So here it is: another opportunity for red-blooded English people to celebrate their favourite saint, St. George! You might be surprised to learn that 600+ years ago, it was a holiday on par with Christmas in the UK. Known to have defeated a dragon which almost certainly didn’t exist, St George was most famously killed for refusing to recant his Christian faith, effectively opening the door to sainthood.
Not just the patron saint of England!... St George is patron saint not only of England but also of Aragon, Catalonia, Georgia, Lithuania, Palestine and Portugal amongst others, although he is celebrated on different days. Most mark the date as the English have used since 1222 - April the 23rd - but others such as the Eastern Orthodox Church and Russian Orthodox Church cite the Saint George’s Day as May the 6th and November the 23rd respectively. In Georgia, the St George Cross features prominently in the country’s flag though contrary to popular belief, the nation wasn’t named after the man himself.
La Diada de Sant Jordi... Catalonia’s celebrations on the 23rd seem to combine Valentine’s Day with St George. The main event is the exchange of gifts between loved ones. Historically, men gave women roses, and women gave men a book to celebrate the occasion: ”a rose for love and a book forever.” Nowadays the mutual exchange of books is customary. Roses have been associated with this day since medieval times, but the giving of books started in 1923, as a bookseller started to promote the holiday as a way to honour the nearly simultaneous deaths of Miguel Cervantes (author of Don Quixote) and William Shakespeare on April 23, 1616.
St George and the Scouts... St George is also the patron saint of the Scout movement. Many Scout troops take part in a St George’s Day Parade on the nearest Sunday to April the 23rd. A message from the Chief Scout is read out and the Scout Hymn is sung. A ‘renewal of promise’ then takes place where the Scouts renew the Scout’s Promise made at joining and at all Scout meetings. Some schools around the UK also allow students to wear their scouting uniforms in replace of their school uniforms for that one day.
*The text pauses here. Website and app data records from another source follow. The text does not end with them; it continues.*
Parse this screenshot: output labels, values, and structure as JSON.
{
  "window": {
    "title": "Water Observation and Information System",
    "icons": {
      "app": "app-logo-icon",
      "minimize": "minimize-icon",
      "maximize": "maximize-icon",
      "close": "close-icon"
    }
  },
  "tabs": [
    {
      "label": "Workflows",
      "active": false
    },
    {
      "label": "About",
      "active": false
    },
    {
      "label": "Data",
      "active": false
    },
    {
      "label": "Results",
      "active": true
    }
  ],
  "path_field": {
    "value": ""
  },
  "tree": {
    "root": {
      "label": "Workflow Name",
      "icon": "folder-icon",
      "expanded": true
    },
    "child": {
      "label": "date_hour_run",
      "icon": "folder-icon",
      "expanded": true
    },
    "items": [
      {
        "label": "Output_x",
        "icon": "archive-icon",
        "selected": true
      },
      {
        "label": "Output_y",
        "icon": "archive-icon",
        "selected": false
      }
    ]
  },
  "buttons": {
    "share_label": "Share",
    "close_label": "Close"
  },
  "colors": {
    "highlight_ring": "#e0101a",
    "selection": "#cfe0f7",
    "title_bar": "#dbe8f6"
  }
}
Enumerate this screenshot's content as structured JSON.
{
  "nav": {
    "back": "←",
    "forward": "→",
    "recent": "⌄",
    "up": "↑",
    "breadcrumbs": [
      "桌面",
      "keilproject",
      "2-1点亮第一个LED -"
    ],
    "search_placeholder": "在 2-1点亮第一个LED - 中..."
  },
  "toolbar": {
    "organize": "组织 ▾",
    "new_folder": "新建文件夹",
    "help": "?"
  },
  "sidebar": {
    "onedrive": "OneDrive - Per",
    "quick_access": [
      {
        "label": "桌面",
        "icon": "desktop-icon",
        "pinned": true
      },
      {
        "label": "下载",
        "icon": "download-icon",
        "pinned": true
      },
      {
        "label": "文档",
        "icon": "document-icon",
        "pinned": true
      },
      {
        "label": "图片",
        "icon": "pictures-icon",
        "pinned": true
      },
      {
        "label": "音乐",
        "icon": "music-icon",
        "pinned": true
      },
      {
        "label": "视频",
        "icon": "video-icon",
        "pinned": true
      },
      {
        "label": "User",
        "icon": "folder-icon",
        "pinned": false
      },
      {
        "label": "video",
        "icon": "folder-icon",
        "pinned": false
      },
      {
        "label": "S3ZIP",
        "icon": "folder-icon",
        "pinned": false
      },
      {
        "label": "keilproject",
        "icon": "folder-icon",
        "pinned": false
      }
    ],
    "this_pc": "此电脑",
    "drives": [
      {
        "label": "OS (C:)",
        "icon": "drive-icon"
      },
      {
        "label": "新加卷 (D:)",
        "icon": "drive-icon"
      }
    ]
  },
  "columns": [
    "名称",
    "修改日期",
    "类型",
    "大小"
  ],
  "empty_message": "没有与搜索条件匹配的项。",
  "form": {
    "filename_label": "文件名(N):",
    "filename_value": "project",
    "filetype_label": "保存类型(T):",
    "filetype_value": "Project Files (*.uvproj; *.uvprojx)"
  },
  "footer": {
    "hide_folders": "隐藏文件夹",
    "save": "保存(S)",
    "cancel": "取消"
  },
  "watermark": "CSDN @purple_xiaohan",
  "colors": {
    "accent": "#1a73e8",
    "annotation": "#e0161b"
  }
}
St George is also patron saint of soldiers, archers, cavalry and chivalry, farmers and field workers, riders and saddlers, and he helps those suffering from leprosy, plague and syphilis
Hymn of Saint George Commonly sung in the Eastern Orthodox Church is the Hymn of St. George:
“Liberator of captives, and defender of the poor, physician of the sick, and champion of kings, O trophy-bearer, and Great Martyr George, Intercede with Christ our God that our souls be saved.”